In a multicultural society, it is, indeed, more difficult to define what is ethical and what is not. However, in certain professions, there are codes of ethics. Consider, for instance, the Journalist Code of Ethics. As posted for the Journalism Department of San Francisco State University and other schools of Journalism, as well, at the top is "Strive for Accuracy and Fairness" and "Tell the Truth" and "Do not Plagiarize." Certainly, the medical profession has long had ethical standards which are in line with those of Journalism in the insistence upon honesty and integrity and client/medical staff confidentiality.
And, while different cultures value certain character traits more highly than others, there is, nevertheless, agreement that a standard of truthfulness is essential. Colleges and universities include in their business schools a course in Business Ethics, which in many schools is a course that is a requisite. Against truthfulness is at the top of the list, as well as such issues as how to conduct oneself at the jobsite or with clients or associates. For example, Time Theft is a contemporary issue that is ethically addressed. In one study,

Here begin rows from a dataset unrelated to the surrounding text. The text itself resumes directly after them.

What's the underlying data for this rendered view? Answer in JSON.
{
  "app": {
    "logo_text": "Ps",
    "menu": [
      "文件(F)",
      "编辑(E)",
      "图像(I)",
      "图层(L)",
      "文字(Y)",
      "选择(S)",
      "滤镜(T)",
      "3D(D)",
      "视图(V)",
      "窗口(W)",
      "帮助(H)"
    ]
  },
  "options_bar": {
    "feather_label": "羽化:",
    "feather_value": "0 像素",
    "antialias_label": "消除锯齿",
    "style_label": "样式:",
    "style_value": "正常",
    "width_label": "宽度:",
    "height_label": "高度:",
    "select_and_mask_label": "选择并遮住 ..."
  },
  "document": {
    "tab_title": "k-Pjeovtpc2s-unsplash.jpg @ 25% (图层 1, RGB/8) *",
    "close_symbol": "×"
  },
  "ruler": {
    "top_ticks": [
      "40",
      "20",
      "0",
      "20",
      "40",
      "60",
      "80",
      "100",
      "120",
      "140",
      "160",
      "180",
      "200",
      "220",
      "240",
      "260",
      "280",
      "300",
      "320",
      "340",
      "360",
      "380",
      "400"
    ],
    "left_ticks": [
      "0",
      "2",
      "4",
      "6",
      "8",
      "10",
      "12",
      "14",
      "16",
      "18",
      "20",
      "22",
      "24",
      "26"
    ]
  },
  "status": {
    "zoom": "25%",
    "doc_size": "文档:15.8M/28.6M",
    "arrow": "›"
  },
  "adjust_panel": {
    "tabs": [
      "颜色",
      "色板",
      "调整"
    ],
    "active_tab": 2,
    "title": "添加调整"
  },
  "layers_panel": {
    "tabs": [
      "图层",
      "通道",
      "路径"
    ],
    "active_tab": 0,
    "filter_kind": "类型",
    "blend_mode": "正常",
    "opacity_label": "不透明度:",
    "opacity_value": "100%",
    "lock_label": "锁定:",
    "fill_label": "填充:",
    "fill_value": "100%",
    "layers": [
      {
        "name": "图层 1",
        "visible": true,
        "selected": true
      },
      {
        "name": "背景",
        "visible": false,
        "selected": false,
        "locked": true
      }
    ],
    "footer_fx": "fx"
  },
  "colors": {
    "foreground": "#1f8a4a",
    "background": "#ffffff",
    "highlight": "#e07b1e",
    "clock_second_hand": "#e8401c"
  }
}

Almost three out of four social networkers (72 percent) spend at least some time of their workday on social networking sites.
The eighteenth-century philosopher Adam Smith said,
People of the same trade seldom meet together, even for merriment and diversion, but the conversation ends in a conspiracy against the public, or in some contrivance to raise prices.
So, governments set certain standards of ethics, such as making Insider Trading illegal, while individual businesses set other ethical standards that are monitored by their Human Resources.
While there are, then, professional ethical standards, the personal ethics of individuals are often set based upon that person's religious and cultural beliefs as well as adherence to required behaviors pertinent to their environment's laws. Standards of what is right and wrong are often set based upon Christianity, for instance, or cultural beliefs of respecting individual's self and property. Thus, ethics can be defined as a set of moral standards for personal and professional behavior based upon religious, cultural, and humanistic beliefs, along with professional responsibilities.